Consumer confidence in Europe's food industry could be damaged if the use of nanotechnology is not properly regulated or managed, the CIAA Congress in Brussels was told today (19 November).

In its final conference session, delegates debated the question of trust between food manufacturers and the public.

Catherine Geslain-Lanéelle, executive director of the European Food Safety Authority (EFSA) stressed a recent report by the EU's Eurobarometer survey that had shown European consumers were increasingly trusting EU food manufacturers on safety and quality.

She said: "Those polled showed consumers' trust is certainly improving. They even mentioned the pleasure aspect of food, improving cooking at home or going out to dinner."

However, Geslain-Lanéelle said the poll showed "of the risks, chemical contamination was the biggest fear [and] nanotechnology is also a cause of anxiety".

As a result, Geslain-Lanéelle said, unless the food industry was careful, discussions about nanotechnology move into the realm of paranoia and the sector would have to endure "a completely irrational debate" like the controversy over GM food.

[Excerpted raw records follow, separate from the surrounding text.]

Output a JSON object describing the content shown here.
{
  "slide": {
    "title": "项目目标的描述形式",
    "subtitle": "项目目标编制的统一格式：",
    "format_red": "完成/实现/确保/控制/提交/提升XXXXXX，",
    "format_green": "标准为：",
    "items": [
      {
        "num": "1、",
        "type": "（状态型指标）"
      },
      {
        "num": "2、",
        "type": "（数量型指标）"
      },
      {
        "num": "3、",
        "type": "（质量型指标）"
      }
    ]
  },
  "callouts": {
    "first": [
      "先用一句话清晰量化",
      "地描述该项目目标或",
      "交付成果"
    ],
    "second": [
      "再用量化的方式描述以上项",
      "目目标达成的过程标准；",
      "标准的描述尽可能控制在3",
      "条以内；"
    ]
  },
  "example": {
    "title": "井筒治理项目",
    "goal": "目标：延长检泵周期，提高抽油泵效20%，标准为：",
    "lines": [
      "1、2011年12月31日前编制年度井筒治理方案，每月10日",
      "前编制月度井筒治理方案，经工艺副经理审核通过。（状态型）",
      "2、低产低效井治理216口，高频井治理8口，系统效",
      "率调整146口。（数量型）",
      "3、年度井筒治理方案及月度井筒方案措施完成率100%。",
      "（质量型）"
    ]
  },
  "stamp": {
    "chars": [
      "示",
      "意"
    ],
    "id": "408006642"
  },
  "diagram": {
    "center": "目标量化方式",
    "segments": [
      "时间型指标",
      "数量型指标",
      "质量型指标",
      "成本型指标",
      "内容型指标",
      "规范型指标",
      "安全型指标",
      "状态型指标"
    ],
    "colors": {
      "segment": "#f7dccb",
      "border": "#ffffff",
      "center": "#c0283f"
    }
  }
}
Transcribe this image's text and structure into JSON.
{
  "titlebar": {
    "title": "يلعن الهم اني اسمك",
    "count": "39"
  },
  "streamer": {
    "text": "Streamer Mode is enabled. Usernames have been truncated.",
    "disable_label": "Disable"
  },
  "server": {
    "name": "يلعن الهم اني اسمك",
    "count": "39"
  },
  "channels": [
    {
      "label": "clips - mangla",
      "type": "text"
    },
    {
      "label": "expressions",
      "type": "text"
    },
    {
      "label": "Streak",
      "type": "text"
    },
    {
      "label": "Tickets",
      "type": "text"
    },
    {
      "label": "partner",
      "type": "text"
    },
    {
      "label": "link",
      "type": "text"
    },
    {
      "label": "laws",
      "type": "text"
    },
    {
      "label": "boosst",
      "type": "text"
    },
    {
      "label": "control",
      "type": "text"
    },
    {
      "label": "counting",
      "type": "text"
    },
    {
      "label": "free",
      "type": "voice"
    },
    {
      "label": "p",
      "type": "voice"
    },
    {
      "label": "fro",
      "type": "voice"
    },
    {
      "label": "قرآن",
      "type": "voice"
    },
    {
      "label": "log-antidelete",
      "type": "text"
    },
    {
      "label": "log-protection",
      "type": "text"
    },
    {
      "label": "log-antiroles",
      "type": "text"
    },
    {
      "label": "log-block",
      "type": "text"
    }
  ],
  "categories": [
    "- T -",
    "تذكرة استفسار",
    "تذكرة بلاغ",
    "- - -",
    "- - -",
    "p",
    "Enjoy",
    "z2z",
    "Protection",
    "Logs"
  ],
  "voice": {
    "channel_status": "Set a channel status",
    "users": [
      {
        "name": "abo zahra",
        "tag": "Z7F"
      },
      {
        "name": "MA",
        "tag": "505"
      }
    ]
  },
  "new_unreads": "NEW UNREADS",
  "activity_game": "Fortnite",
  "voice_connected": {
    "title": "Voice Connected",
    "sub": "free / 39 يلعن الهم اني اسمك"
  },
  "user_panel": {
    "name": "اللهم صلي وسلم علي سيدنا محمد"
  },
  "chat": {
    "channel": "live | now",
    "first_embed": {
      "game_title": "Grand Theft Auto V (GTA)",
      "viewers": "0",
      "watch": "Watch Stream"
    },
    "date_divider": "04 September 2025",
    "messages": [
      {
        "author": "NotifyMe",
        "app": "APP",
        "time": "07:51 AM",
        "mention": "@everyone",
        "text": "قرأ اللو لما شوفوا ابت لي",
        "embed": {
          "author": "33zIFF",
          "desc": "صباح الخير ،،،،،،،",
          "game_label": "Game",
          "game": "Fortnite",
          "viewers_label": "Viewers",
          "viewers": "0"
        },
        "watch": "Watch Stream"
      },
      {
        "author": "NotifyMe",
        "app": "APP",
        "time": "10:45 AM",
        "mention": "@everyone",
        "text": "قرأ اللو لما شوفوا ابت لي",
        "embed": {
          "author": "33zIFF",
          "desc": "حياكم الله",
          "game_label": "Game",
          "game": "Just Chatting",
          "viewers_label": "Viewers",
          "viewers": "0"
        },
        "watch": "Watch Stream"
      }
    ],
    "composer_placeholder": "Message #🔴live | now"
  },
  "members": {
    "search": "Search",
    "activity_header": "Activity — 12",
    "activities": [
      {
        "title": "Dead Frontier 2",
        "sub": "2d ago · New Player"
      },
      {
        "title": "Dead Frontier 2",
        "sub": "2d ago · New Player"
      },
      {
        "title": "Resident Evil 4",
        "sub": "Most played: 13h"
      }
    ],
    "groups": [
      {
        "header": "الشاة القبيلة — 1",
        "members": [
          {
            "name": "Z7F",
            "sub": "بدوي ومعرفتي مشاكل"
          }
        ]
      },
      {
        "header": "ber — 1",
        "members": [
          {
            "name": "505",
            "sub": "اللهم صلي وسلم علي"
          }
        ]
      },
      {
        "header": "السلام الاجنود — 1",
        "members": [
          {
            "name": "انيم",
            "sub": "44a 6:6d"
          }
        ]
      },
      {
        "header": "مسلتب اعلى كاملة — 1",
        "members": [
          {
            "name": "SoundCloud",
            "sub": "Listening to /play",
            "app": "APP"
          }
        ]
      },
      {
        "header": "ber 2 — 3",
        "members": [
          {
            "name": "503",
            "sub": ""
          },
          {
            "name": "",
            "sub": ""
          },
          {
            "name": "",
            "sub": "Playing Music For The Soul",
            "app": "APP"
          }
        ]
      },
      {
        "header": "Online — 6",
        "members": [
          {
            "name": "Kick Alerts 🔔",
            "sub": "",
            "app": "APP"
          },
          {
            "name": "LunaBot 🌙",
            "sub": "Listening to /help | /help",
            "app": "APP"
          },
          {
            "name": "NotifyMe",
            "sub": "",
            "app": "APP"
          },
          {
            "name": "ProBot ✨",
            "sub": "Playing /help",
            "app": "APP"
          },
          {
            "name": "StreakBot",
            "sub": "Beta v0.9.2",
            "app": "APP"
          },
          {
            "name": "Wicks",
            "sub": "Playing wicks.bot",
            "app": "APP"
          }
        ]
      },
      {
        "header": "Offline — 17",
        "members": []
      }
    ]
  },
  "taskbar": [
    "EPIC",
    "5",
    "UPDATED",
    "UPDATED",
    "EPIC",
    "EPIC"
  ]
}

Meanwhile, the EFSA director also complained about excessive numbers of EU regulations, which she argued made her job of fostering trust harder to communicate and manage. "EFSA now has 38 different workloads to deal with. Why so many? Couldn't there be some simplification?"